*** Opening DATASET ***

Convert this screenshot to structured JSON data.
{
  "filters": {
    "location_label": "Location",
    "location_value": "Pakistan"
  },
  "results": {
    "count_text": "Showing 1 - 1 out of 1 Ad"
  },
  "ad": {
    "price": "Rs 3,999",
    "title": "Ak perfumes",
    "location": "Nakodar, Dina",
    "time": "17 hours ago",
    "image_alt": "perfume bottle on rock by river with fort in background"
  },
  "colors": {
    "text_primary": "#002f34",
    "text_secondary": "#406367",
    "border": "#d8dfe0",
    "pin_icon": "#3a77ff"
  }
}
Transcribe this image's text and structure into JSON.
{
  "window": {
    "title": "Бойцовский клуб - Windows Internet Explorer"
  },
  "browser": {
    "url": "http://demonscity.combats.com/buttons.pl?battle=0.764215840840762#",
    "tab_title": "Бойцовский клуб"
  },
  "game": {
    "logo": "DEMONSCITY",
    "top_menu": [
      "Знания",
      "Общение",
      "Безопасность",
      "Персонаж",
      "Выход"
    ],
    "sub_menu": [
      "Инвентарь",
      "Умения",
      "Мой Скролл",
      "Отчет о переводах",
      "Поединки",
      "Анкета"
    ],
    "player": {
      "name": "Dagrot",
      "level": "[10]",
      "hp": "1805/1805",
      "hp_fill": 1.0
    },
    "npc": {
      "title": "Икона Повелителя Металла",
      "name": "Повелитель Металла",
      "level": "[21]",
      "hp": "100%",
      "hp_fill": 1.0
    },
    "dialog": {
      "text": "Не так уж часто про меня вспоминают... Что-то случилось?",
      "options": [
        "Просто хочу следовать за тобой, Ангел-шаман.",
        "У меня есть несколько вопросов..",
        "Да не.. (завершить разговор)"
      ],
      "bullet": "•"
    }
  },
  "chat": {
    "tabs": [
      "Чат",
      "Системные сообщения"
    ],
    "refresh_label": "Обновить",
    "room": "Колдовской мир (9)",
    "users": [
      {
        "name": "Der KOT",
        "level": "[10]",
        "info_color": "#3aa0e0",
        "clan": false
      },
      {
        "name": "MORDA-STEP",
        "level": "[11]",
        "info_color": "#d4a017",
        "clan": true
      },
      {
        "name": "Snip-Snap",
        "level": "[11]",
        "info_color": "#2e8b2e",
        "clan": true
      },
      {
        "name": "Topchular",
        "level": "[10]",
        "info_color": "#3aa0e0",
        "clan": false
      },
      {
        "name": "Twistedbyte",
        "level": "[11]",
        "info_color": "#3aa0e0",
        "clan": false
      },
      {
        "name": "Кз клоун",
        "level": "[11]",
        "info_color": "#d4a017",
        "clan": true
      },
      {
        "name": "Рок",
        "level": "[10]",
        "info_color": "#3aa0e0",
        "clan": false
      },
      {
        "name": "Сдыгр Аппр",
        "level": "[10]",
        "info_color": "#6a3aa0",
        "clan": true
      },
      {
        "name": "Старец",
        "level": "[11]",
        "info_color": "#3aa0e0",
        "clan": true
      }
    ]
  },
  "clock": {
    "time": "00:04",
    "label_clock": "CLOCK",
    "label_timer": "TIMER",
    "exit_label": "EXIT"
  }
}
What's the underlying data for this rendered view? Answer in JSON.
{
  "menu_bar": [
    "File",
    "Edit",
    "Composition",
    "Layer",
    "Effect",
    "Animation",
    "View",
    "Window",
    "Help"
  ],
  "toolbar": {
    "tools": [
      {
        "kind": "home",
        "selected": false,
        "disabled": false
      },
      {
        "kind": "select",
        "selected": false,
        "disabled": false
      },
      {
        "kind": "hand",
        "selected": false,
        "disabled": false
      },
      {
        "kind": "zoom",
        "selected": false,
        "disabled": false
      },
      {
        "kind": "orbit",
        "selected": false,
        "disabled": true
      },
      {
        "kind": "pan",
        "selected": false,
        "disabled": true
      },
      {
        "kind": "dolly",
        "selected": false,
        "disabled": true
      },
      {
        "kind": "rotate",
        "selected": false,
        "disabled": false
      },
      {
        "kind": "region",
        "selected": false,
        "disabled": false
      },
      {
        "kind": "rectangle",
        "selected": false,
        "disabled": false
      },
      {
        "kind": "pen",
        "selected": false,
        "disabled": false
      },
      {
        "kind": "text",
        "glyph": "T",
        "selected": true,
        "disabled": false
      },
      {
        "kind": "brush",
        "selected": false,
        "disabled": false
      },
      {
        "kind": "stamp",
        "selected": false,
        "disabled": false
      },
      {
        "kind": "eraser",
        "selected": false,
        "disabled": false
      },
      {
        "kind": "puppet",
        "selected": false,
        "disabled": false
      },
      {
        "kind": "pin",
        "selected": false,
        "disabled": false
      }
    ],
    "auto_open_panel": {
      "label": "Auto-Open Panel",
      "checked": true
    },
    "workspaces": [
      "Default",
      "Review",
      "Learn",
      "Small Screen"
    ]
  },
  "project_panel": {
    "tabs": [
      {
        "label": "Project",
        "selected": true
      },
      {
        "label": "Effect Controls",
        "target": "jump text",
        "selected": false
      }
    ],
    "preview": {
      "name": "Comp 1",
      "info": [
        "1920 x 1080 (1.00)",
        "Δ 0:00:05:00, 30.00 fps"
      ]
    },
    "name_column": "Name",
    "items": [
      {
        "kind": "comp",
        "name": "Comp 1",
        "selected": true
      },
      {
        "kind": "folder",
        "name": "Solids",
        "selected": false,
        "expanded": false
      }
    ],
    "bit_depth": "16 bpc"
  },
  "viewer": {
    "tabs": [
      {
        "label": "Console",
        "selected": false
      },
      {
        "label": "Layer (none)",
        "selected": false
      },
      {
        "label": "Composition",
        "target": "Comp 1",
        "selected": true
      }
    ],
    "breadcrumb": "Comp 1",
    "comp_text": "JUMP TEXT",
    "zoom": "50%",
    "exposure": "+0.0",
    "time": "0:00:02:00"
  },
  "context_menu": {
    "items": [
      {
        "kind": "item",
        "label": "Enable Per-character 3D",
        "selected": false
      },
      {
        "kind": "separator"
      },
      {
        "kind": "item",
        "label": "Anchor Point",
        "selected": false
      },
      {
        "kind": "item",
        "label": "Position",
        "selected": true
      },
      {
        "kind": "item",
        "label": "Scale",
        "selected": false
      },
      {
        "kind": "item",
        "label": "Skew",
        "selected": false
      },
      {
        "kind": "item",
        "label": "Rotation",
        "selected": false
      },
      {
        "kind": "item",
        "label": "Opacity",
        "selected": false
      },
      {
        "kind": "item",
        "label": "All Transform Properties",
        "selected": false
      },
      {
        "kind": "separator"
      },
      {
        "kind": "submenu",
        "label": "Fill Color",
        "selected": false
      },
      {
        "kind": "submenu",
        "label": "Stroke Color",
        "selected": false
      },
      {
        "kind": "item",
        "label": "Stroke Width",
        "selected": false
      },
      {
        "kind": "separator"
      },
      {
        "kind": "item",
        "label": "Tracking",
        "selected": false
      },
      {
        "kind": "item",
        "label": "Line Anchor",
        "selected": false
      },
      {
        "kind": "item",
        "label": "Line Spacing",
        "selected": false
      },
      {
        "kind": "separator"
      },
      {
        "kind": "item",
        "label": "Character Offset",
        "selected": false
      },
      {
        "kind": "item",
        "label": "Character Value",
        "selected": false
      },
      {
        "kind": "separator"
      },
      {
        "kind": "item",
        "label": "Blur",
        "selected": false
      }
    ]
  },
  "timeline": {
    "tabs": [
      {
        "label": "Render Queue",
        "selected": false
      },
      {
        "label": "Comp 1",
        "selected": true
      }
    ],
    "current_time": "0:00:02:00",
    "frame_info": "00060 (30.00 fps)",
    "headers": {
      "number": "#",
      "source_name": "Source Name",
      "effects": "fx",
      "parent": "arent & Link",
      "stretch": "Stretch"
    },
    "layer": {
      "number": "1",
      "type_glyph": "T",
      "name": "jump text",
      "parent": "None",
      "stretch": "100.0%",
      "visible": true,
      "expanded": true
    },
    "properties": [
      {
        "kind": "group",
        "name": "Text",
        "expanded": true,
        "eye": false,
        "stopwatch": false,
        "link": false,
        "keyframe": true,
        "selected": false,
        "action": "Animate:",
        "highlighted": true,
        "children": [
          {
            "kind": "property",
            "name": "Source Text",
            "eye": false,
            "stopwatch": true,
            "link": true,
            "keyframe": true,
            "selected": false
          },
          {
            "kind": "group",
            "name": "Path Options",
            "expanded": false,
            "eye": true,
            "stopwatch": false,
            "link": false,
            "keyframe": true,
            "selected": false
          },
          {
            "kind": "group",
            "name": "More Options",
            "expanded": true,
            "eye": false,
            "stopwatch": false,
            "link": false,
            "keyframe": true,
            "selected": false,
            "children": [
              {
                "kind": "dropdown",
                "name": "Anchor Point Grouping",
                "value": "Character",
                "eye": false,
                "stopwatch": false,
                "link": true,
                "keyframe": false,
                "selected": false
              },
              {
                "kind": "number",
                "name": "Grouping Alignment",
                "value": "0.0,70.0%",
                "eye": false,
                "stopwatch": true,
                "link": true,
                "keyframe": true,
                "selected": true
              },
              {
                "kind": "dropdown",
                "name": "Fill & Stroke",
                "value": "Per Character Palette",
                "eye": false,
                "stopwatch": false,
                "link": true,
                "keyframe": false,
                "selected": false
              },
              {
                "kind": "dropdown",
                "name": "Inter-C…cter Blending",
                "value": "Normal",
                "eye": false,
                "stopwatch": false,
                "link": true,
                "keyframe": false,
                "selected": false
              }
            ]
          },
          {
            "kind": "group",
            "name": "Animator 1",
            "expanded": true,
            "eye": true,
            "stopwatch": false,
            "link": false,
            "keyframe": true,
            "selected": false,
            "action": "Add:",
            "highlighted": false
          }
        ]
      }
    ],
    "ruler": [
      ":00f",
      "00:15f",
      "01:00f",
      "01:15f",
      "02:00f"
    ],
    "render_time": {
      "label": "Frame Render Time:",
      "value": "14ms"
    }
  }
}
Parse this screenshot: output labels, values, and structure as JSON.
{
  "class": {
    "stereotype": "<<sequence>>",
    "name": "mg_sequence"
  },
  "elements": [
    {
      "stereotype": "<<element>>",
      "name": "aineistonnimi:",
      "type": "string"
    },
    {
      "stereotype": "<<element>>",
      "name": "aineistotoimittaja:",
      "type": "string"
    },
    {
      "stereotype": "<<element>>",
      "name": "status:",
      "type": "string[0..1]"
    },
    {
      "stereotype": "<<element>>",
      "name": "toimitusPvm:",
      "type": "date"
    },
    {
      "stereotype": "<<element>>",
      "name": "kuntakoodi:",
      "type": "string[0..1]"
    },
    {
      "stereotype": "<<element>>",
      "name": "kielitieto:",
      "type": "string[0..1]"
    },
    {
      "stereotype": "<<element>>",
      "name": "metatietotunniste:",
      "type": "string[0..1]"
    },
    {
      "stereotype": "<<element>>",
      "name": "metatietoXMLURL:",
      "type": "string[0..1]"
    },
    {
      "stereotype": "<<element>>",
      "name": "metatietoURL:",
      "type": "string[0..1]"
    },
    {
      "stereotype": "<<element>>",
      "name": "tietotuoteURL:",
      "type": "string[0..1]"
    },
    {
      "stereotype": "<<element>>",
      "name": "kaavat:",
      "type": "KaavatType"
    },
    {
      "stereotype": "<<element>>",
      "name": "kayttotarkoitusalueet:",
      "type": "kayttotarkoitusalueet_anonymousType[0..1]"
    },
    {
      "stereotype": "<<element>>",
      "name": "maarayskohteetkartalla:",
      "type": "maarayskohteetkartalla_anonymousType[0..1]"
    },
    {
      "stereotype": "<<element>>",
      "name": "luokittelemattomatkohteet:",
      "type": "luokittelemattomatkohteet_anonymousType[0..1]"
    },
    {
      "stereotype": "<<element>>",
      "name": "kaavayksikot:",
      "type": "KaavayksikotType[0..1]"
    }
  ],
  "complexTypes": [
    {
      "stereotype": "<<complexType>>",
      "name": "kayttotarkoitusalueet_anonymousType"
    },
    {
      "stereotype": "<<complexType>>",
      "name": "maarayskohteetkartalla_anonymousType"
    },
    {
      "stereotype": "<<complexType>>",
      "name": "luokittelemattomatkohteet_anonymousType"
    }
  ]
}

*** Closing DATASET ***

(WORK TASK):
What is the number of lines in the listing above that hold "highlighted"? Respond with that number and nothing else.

(TASK RESPONSE):
2